NBA scouts are practically drooling over Holiday. His frame is something that does not come often for a point guard: Standing at nearly 6’5”, Holiday is loaded with potential and may prove to be an NBA great one day.

Along with former teammate Darren Collison, Jrue left a positive mark on the Combine, which resulted in both their stocks rising substantially.

Holiday will be learning from one of the best in Phoenix, two-time NBA MVP Steve Nash. Nash will most likely take Holiday under his wing and make him one of the most thrilling players the Suns organization has seen in a while.

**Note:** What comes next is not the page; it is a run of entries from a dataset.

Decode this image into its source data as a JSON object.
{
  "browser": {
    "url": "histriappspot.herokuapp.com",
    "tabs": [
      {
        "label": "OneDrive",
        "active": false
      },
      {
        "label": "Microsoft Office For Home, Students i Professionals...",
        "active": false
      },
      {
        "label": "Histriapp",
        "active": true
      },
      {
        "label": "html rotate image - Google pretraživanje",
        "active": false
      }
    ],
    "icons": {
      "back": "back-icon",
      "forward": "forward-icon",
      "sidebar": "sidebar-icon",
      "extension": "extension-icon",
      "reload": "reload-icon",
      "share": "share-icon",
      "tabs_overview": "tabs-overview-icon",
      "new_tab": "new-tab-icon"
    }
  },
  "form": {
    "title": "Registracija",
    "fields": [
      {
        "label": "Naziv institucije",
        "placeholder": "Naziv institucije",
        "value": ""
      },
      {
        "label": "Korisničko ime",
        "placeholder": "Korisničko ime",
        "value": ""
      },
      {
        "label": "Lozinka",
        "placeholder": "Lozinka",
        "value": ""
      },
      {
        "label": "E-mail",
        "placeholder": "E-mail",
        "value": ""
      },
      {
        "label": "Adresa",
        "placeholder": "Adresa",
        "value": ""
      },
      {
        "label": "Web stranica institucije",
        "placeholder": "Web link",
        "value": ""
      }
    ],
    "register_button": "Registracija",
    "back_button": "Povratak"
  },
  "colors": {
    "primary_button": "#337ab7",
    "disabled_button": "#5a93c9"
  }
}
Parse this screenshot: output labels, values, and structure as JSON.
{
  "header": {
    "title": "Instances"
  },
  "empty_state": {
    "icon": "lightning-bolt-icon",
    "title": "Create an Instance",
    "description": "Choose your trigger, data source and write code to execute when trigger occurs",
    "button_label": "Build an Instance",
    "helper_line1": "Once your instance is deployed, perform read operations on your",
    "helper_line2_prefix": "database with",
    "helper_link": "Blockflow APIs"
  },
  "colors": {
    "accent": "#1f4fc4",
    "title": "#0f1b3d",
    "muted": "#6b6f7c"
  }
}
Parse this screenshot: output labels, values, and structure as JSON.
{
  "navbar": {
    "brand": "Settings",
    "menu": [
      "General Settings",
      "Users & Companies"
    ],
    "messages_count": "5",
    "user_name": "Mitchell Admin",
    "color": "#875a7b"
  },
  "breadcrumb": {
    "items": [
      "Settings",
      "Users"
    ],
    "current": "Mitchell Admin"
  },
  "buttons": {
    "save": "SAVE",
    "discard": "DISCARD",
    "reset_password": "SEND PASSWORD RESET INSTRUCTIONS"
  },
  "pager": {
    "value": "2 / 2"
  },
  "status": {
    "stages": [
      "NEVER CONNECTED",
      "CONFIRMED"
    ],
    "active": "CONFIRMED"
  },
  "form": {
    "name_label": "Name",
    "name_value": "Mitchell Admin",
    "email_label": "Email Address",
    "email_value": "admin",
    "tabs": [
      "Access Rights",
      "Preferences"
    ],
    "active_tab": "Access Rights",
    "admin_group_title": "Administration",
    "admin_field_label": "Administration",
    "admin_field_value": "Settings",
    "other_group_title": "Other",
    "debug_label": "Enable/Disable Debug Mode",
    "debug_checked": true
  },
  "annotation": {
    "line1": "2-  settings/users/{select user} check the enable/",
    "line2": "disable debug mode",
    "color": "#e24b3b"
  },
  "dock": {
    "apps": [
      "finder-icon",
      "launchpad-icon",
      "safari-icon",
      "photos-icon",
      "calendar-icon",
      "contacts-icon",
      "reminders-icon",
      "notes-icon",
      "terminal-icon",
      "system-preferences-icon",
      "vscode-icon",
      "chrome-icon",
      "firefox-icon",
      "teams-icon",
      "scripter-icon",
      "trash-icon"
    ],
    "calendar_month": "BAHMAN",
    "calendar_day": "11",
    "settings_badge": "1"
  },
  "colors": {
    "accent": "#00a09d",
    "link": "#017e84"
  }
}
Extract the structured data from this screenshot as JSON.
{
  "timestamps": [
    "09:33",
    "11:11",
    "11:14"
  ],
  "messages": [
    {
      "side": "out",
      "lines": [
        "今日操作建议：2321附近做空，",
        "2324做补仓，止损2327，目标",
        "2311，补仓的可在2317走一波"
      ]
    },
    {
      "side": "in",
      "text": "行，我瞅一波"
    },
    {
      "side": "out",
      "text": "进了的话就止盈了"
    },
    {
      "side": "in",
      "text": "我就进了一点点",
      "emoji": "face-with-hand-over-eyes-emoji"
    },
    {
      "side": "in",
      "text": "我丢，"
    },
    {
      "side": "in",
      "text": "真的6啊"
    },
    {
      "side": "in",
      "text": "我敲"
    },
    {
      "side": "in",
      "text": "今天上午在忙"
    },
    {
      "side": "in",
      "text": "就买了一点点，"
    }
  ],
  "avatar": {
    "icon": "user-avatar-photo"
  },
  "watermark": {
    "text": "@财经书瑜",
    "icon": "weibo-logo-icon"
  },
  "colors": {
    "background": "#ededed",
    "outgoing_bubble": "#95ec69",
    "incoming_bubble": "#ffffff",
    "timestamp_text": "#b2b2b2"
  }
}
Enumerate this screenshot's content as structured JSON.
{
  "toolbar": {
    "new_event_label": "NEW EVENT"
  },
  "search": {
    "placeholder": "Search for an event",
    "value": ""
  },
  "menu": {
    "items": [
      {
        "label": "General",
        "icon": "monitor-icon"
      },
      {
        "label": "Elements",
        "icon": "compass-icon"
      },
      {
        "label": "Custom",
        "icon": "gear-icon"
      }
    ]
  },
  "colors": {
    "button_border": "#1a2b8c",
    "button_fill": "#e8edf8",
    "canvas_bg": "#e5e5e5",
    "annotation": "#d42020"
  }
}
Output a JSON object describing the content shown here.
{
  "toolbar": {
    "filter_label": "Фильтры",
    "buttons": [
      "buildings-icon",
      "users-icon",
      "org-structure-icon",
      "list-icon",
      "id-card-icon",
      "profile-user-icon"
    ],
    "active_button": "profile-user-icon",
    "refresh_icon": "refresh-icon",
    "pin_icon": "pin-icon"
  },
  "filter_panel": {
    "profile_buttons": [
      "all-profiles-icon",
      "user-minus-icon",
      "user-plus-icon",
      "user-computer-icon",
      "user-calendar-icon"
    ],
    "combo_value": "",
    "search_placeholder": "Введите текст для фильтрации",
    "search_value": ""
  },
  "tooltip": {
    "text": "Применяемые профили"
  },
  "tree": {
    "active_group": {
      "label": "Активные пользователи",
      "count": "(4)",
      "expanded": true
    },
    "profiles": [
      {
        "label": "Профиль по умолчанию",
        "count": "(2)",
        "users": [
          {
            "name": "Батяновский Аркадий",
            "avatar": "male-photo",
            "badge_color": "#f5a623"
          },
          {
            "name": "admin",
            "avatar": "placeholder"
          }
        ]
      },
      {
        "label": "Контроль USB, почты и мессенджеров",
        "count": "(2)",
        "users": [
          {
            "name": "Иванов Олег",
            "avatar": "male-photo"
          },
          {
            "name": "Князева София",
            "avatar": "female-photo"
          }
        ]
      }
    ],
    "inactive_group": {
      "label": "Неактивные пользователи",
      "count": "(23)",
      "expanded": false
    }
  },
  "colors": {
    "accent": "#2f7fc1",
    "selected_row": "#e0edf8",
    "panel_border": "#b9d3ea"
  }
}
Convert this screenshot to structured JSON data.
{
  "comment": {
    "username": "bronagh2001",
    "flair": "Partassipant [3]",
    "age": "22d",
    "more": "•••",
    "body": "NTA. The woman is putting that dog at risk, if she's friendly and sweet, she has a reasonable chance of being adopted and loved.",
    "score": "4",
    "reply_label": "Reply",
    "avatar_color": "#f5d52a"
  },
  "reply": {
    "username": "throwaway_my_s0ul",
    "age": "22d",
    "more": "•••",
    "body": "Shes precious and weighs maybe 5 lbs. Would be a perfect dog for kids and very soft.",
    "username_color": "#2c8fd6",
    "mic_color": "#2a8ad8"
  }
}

15. Detroit Pistons: Earl Clark, F, Louisville

16. Philadelphia 76ers: James Johnson, F, Wake Forest

17. Chicago Bulls: Terrence Williams, G/F, Louisville

18. Minnesota Timberwolves: BJ Mullens, C, Ohio State

19. Atlanta Hawks: Austin Daye, F, Gonzaga

20. Utah Jazz: Eric Maynor, G, VCU

21. New Orleans: Chase Budinger, G/F, Arizona

22. Portland Trailblazers: Ty Lawson, G, UNC

23. Sacramento Kings: Wayne Ellington, G/F, UNC

24. Dallas Mavericks: Sam Young, G/F, Pittsburgh

25. Oklahoma City Thunder: Tyler Hansbrough, F, UNC

26. Chicago Bulls: Gani Lawal, F, Georgia Tech

27. Memphis Grizzlies: Patrick Mills, G, Saint Mary’s

28. Minnesota Timberwolves: DaJuan Summers, F, Georgetown

29. Cleveland Cavaliers: Derrick Brown, F, Xavier

30. L.A. Lakers: Darren Collison, G, UCLA

Second Round

31. Sacramento Kings: Toney Douglas, G, Florida State

32. Portland Trailblazers: Marcus Thorton, G, LSU

33. Washington Wizards: Omri Casspi, F, Israel

34. Denver Nuggets: Dionte Christmas, G, Temple

35. Memphis Grizzlies: Dante Cunningham, F, Villanova

36. Detroit Pistons: Taj Gibson, F, USC

37. San Antonio Spurs: Jermaine Taylor, G, Central Florida

38. Portland Trailblazers: Jeff Adrien, F, UConn

39. Detroit Pistons: Jeff Pendergraph, F, Arizona State

40. Charlotte Bobcats: DeMarre Carroll, F, Missouri

41. Milwaukee Bucks: Danny Green, F, UNC

42. L.A. Lakers: Jonas Jerebko, F, Sweden

43. Miami Heat: Curtis Jerrels, G, Baylor

44. Detroit Pistons: Josh Heytvelt, F, Gonzaga

45. Minnesota Timberwolves: Jerel McNeal, G/F, Marquette

46. Cleveland Cavaliers: Greivis Vasquez, G, Maryland

47. Minnesota Timberwolves: A.J. Price, G, UConn

48. Phoenix Suns: Rodrigue Beaubois, G, France

49. Atlanta Hawks: Chris Johnson, F/C, LSU

50. Utah Jazz: Tyrese Rice, G, Boston College

51. San Antonio Spurs: Jon Brockman, F, Washington

52. Indiana Pacers: Leo Lyons, F, Missouri

53. San Antonio Spurs: Alex Ruoff, G, West Virginia

54. Charlotte Bobcats: Jodie Meeks, G, Kentucky

55. Portland Trailblazers: Wesley Matthews, F, Marquette

56. Portland Trailblazers: Josh Akognon, G, Cal State Fullerton

57. Phoenix Suns: Emir Preldzic, G/F, Slovenia

58. Boston Celtics: A.J. Abrams, G, Texas

59. L.A. Lakers: Robert Dozier, F, Memphis

60. Miami Heat: Milenko Tepic, G, Int'l.